“Sustainability took us by surprise,” Merlin told TechRadar. “We knew it would be a content stream, but we didn’t realize it was going to be a several-thousand-square-foot zone that even traditional vendors wanted to be part of.”

Virtual, in-person, or gone entirely?

Technology tradeshows as a whole have been a mixed bag lately. E3 was canceled for 2023 and has no plans for 2024 – call it an Evidently Eviscerated Event. And Facebook’s F8 conference is gone for good as well.
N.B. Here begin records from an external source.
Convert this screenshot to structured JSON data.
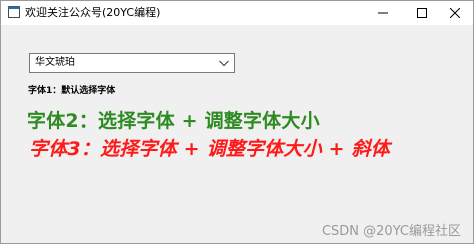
{
  "window": {
    "title": "欢迎关注公众号(20YC编程)",
    "icon": "app-window-icon"
  },
  "font_select": {
    "value": "华文琥珀"
  },
  "labels": {
    "font1": "字体1：默认选择字体",
    "font2": "字体2：选择字体 + 调整字体大小",
    "font3": "字体3：选择字体 + 调整字体大小 + 斜体"
  },
  "watermark": "CSDN @20YC编程社区",
  "colors": {
    "font2": "#2e8b23",
    "font3": "#ff1a1a",
    "window_bg": "#f0f0f0"
  }
}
Meanwhile, Samsung’s recent Unpacked event was in person … and in South Korea.

The rise of brand-specific events like that – also including Google I/O, Apple’s various events, and more – is the biggest threat to shows like CES and IFA. Indeed, some big names won’t be there: Merlin admits that the gaming laptop world is moving elsewhere. Asus and Acer won’t be part of IFA, instead spending their marketing dollars at Gamescom.

E3 was canceled for 2023 -- call it an Evidently Eviscerated Event.

And next month’s show will come as a delightful surprise to anyone who’s thrown up their hands in despair while wandering the virtual corridors of an online event. There won’t be much of a virtual component at all, Merlin says. IFA is live, baby, live, and to really learn what’s hot and new you’ll have to be there yourself (or follow TechRadar's online coverage)

“The genie’s out of the bottle. It would be a mistake to ignore the virtual audience. But the tech isn’t really there to replicate that which is best experienced viscerally right there in front of you,” Merlin said. He’s right, of course: Half the magic of a massive trade show is the delight in stumbling upon the unexpected, the wow factor of a new tech that takes your breath away. (The other half is the stomach ache from eating crummy trade-show food, but I digress.)

Next stop, Berlin

The scale of the show is surprising given the behind-the-scenes tumult that shook IFA over the last 12 months. Merlin has only been with IFA Management GmbH since November, and he’s interim managing director: In early June, IFA announced that Leif-Erik Lindner – who for 15 years has been Vice President for Consumer Electronics of Samsung Germany – would take on the role. Merlin moves to a strategy role focused on the IFA brand itself.

With that much tech innovation, you can count on the technology experts at TechRadar to cover it completely. TechRadar will be in person in Berlin for IFA; stick with us for complete coverage of all the new gadgets, the latest AI news, and a taste test of what’s hot in Berlin – most likely, currywurst. IFA is open from Friday, Sept. 1 to Tuesday, Sept. 5.

Jeremy Kaplan
Content Director, TechRadar

After 25 years covering the technology industry, Jeremy Kaplan is a familiar face in the media world. As Content Director for TechRadar, he oversees product development and quality. He was formerly Editor in Chief of Digital Trends, where he transformed a niche publisher into one of the fastest growing properties in digital media. Before that, he spent half a decade at one of the largest news agencies in the world, and cut his teeth in magazine business, long before the birth of the iPhone. In 2019, he was named to the FOLIO: 100, which honors publishing professionals making an industry-wide impact.